• **Task requirements**
Would you please copy every line from the records that contains the word "https"?

• **App and web page records**
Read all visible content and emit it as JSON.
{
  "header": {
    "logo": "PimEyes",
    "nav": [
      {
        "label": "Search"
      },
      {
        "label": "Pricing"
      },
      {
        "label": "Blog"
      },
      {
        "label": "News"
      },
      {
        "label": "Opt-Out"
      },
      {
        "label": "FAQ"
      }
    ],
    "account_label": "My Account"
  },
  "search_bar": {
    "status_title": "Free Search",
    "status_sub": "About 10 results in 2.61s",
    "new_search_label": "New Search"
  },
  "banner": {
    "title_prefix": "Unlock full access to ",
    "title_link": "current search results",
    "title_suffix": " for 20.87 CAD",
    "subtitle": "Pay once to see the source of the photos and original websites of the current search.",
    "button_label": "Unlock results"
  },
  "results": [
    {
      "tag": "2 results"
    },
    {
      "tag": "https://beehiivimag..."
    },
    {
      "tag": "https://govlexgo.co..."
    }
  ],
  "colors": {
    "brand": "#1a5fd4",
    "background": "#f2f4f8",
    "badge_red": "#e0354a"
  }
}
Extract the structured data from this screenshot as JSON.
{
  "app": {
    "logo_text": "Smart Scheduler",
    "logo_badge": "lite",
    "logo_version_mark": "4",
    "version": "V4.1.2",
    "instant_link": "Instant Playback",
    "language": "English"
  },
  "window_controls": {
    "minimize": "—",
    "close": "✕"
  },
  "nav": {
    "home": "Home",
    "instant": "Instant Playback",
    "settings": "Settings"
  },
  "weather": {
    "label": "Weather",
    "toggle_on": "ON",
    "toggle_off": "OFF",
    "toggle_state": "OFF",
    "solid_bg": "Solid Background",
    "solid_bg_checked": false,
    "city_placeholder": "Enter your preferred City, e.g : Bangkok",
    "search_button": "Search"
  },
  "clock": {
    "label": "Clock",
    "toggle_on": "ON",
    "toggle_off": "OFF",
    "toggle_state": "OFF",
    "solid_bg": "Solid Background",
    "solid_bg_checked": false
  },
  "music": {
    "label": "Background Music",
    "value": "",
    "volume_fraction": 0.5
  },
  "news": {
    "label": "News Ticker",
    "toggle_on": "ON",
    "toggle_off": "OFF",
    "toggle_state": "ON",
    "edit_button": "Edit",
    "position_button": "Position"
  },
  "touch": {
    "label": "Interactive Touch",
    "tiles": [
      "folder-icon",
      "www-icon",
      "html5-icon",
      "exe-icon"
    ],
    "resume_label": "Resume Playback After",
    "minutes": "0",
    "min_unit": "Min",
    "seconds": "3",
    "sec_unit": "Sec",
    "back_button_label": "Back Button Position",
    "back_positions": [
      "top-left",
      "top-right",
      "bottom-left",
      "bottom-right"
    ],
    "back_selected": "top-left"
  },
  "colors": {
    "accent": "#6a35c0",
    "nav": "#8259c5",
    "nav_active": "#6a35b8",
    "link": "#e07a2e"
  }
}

• **Exercise solution**
      "tag": "https://beehiivimag..."
      "tag": "https://govlexgo.co..."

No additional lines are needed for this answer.